I have come to realize — rather belatedly — that I paint about identity. The Mandala series were about ethnic identity — the crossing of Eastern and Western cultures that I embody. The current work — a series of small, geometric, non-referential gouache and marker drawings — are more personal. They speak of the presentation of the self.

As people we are complex and layered. We are comfortable with certain aspects of ourselves that we foreground or project in our interaction with others; keeping obscured, layered, in the distance, aspects of ourselves that feel more tender, vulnerable, private. The drawings speak to the choices we make in what we reveal, how much, and when.

Alternately the drawings can be looked at as being about the time it takes to acquire knowledge, information, real acquaintance. We are taken in by the large, bright, obvious aspect of people and things. Truly getting to know somebody or something is a slow process.

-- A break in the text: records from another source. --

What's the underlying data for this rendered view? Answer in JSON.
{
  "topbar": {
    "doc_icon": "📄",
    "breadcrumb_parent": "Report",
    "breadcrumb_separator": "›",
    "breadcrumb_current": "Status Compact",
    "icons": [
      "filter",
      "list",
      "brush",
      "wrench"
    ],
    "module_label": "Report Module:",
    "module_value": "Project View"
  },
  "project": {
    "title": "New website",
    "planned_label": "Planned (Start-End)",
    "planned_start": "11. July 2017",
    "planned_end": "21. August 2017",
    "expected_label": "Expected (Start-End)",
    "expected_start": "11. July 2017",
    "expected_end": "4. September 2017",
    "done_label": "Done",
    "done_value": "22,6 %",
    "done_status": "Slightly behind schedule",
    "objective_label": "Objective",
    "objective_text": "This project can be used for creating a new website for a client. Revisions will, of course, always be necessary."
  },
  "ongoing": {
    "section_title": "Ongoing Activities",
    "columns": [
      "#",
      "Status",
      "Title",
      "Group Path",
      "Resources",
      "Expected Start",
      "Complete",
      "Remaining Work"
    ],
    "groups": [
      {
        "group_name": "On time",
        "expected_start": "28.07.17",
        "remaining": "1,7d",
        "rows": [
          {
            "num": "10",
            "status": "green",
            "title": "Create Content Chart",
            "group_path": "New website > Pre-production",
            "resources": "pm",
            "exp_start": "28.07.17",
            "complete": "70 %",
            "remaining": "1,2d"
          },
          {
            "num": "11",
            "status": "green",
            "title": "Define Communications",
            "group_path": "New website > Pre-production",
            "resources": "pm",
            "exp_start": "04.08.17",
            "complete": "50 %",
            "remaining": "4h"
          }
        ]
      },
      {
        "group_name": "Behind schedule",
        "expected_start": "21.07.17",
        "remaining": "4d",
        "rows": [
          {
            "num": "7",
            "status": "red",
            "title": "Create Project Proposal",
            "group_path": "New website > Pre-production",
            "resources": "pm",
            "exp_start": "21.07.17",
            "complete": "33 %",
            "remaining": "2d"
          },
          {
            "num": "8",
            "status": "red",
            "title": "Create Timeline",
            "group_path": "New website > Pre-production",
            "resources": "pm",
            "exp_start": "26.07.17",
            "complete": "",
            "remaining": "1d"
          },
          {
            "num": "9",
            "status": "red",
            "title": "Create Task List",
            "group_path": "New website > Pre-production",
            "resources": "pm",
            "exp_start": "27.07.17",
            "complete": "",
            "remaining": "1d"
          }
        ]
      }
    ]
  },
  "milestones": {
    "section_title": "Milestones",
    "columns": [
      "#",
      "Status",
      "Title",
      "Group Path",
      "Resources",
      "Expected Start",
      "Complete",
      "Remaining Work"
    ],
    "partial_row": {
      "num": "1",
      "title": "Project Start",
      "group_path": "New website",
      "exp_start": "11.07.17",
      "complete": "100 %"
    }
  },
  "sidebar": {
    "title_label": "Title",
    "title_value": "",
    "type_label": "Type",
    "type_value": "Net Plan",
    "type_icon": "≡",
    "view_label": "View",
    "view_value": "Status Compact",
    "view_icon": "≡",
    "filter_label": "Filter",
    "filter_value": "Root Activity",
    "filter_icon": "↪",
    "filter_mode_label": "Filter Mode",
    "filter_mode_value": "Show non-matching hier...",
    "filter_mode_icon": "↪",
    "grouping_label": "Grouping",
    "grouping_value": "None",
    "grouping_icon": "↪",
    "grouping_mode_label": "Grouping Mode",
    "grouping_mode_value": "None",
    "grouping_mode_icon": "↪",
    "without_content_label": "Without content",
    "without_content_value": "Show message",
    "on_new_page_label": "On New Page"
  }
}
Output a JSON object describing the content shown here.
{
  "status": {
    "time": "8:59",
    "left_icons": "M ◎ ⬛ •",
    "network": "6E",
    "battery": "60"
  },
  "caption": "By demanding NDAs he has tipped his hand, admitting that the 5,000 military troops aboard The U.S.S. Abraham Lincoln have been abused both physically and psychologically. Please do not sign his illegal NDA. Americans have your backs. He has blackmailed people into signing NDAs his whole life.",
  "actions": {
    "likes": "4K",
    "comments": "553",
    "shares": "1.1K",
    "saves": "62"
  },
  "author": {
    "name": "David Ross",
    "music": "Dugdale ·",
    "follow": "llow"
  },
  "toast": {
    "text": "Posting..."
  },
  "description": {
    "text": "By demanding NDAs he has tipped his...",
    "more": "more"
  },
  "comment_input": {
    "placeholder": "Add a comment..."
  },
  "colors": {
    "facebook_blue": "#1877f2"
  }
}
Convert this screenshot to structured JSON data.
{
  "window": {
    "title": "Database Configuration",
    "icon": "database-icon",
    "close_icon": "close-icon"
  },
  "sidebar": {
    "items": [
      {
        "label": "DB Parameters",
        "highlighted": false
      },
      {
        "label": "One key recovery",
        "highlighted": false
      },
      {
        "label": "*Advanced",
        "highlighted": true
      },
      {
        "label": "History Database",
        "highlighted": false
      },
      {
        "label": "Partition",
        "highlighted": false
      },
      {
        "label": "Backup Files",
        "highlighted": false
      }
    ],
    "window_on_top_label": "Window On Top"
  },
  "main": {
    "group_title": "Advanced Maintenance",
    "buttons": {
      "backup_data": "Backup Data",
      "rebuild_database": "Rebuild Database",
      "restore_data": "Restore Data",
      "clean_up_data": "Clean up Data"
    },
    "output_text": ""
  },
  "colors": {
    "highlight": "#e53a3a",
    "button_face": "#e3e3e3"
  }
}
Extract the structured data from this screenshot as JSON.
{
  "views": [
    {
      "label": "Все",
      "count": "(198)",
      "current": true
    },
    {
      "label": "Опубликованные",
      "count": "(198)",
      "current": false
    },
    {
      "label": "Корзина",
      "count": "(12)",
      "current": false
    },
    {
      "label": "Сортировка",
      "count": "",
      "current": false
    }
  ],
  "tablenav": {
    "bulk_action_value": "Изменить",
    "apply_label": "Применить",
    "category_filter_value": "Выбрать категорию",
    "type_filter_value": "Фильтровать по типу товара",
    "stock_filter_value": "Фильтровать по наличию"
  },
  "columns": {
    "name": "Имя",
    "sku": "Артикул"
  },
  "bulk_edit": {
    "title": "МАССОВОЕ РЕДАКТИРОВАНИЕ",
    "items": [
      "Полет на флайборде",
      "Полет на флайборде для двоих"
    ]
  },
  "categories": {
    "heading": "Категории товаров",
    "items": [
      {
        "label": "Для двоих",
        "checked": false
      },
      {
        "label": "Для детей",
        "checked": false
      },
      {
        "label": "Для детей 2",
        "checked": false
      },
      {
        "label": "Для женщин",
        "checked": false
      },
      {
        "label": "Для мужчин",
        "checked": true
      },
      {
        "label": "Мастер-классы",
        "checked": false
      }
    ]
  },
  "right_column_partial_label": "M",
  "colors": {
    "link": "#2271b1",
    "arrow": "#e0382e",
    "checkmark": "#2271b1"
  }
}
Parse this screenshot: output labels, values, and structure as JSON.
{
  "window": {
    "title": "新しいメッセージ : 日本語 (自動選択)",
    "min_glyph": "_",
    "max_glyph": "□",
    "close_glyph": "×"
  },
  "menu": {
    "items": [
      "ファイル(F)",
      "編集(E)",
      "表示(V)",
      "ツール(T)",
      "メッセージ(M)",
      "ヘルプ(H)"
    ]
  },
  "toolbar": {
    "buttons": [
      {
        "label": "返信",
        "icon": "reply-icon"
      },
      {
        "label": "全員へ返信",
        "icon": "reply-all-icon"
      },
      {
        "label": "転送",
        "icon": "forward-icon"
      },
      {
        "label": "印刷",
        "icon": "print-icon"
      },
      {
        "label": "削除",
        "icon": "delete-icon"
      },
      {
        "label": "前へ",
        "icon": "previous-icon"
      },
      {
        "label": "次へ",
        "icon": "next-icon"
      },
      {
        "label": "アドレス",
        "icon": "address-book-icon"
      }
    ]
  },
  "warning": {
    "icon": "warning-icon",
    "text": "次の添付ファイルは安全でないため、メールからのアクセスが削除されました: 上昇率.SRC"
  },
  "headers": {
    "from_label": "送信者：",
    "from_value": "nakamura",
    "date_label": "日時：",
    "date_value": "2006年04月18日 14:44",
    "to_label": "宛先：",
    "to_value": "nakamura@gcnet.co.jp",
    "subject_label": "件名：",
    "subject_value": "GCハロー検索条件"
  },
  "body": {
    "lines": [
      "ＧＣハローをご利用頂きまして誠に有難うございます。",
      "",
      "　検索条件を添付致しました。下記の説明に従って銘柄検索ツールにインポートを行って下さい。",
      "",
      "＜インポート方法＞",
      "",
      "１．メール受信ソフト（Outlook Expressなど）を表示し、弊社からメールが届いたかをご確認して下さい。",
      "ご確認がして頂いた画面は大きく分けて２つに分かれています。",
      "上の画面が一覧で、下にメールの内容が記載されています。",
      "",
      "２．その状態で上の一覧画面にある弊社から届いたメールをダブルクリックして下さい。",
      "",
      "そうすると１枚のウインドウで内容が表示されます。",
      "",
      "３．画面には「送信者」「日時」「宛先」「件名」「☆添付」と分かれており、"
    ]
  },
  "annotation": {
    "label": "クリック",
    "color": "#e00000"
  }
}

It takes time: often we are fooled by the presentation, — people are specially complex and we are known to fool ourselves — thus we discover things in layers; it takes discernment and long exposure to perceive the inner layers.

These drawings are about that slow process of unveiling, recognizing, seeing, and knowing.


The Mandala Series

My paintings fuse pictorial language from three different cultural and religious traditions – Eastern Hindu-Buddhist, Middle Eastern Islamic, and European Judeo-Christian. I do not make religious art: I view my work as entirely secular. But secularism does not preclude the spiritual, the contemplative, the mystical, or the sacred. If pressed I would admit I think all art making is devotional. I believe when we are telling stories, singing, dancing, drawing, carving, we are directly engaged in spiritual activities that takes us out of time into a different realm.

Sumptuous, intricate, ornamented, my oil paintings are richly referential – they call to mind a range of associations from mandalas, the cosmos, cells, lace, brocade and more. I align myself with the long tradition of geometric and floral ornamentation the Far Eastern, Middle Eastern, and European craftsmen have long employed. They did so with the implicit understanding that pattern and repetition, which are endemic in nature, are primal in their rhythmic connection to the human nervous system.

My recent works on paper speak more of inner worlds. They are small, intimate, airy, and delicate; they refer to the ways we hide and reveal ourselves — 

I identify my work with the long tradition of visual artists interested in notions of cosmology. I am, as my friend the artist Thomas Lyon Mills says, painting worlds within worlds with the aim of revealing profound, contemplative, slow, truths.